[Para 27] The carbide tips 16 shown in FIGs. 5, 6A and 6B have virtually no wear during the life of the tips and thereby reduce the time to replace tips and replacement tip costs. The angle 60 of the chisel tips for the grout removal tool is optimized to provide the desired precision and grout removal speed.

[Para 28] Being of a smaller size than similar reciprocating devices used for grout removal makes the tool easy to control and reduces significantly the possibility of damage to the tile. The combination of size, cooling and efficient carbide tips with a motor size enlarged for heavy duty use allows the motor and grout removal tool to be operated continuously as opposed to prior art devices which required repeated shut down for cooling purposes. The chiseling motion for grout removal also increases the operation control over the tool which also reduces significantly any tile damage. The features of this new grout removal tool allow large areas of grout to be removed with reduced labor and tile damage.
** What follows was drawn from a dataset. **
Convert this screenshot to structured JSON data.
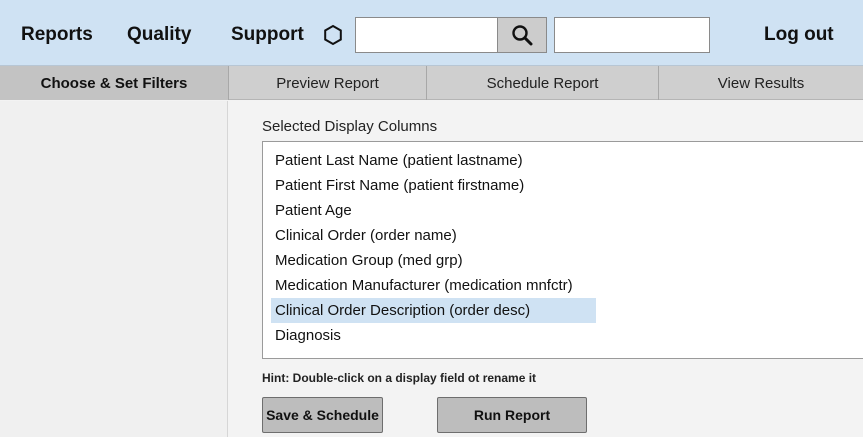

[Para 29] The grout removal tool can be used to remove all sizes of grout from between tiles and allow the old grout to be replaced extending the life of the tile. The grout removal tool can be used to remove grout for tile floors, counter tops, shower and tub enclosures, and any other application using grouted tiles. Due to the ease of use and control the grout removal tool can be used to remove grout from large areas such as complete counter tops and shower and tub enclosures. [Para 30] The grout removal tool can be used with narrow grout lines and in situations where the tiles are misaligned without damaging the tile surface. Removing grout on misaligned, narrow grout lines cannot be accomplished effectively with existing tools.

[Para 31 ] Various size and configurations of tips can be used depending on the precision necessary for different grout removal applications. Pointed tips can be used when precision is required or chisel shaped tips can be used when large amounts of grout need to be removed more rapidly.

[Para 32] Grout removal is accomplished by selecting the correct tip for the grout removal application. A pointed tip is selected where precision is required, or the grout line is narrow. A wider chisel tip is used when the grout line is wide and it is appropriate to remove large amounts of grout at a time. The pointed tip can also be used effectively when removing grout at corners where tiles are perpendicular to each other.

[Para 33] The grout removal tip is mounted into the chuck affixed to the front of the grout removal tool. The tip is held in the chuck by a set screw or frictionally engaged by segregated collate lips with a threaded cap which holds the tip in place during operation.

[Para 34] The proper tip travel is selected with the rotary dial of the adjustment potentiometer on the side of the tool. Shorter travels are selected for situations requiring precise control of the tip and longer travels are selected for situations where large amounts of grout are to be removed. The power switch is activated and the tip is held at an angle to the grout. The angle is determined by the amount of grout being removed, and the style of tip being used. The tool is moved forward along the grout line removing grout from the grout line. [Para 35] Having now described various embodiments of the invention in detail as required by the patent statutes, those skilled in the art will recognize modifications and substitutions to the specific embodiments disclosed herein. Such modifications are within the scope and intent of the present invention as defined in the following claims.